• _THE TASK_
All lines in the entries below that hold "date" make up the answer.

• _Stored records_
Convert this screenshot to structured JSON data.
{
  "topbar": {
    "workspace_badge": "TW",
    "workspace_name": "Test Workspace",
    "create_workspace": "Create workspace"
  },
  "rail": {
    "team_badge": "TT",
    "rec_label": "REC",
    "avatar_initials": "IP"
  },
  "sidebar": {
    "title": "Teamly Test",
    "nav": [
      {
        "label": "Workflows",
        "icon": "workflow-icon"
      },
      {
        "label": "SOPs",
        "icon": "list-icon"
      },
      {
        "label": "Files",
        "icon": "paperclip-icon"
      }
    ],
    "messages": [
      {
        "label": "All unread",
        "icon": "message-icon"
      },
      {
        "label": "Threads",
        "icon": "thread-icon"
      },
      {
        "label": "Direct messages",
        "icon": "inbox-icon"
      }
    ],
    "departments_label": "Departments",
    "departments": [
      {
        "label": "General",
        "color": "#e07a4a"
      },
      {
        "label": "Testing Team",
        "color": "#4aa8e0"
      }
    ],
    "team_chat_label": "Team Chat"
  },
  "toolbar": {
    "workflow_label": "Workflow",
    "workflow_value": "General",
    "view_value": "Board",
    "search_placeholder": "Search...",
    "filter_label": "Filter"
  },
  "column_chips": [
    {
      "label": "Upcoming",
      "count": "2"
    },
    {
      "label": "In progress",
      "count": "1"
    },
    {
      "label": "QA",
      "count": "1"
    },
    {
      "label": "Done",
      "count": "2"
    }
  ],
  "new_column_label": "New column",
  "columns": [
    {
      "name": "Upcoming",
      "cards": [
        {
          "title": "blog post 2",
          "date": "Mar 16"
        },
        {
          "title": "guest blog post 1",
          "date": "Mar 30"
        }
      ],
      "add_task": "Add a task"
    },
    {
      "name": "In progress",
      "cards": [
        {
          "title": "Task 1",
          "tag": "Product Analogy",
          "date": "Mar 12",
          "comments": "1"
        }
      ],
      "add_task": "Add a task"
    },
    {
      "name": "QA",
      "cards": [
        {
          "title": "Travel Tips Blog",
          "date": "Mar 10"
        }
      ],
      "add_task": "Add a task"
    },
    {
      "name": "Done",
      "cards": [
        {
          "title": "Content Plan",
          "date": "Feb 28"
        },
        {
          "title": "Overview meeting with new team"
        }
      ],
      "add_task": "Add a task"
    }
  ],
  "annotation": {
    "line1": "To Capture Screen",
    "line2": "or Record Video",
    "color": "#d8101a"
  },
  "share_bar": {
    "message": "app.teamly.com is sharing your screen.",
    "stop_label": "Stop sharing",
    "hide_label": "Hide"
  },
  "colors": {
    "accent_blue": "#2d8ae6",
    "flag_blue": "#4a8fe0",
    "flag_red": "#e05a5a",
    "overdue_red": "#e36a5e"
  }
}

• _COMPLETED EXERCISE_
          "date": "Mar 16"
          "date": "Mar 30"
          "date": "Mar 12",
          "date": "Mar 10"
          "date": "Feb 28"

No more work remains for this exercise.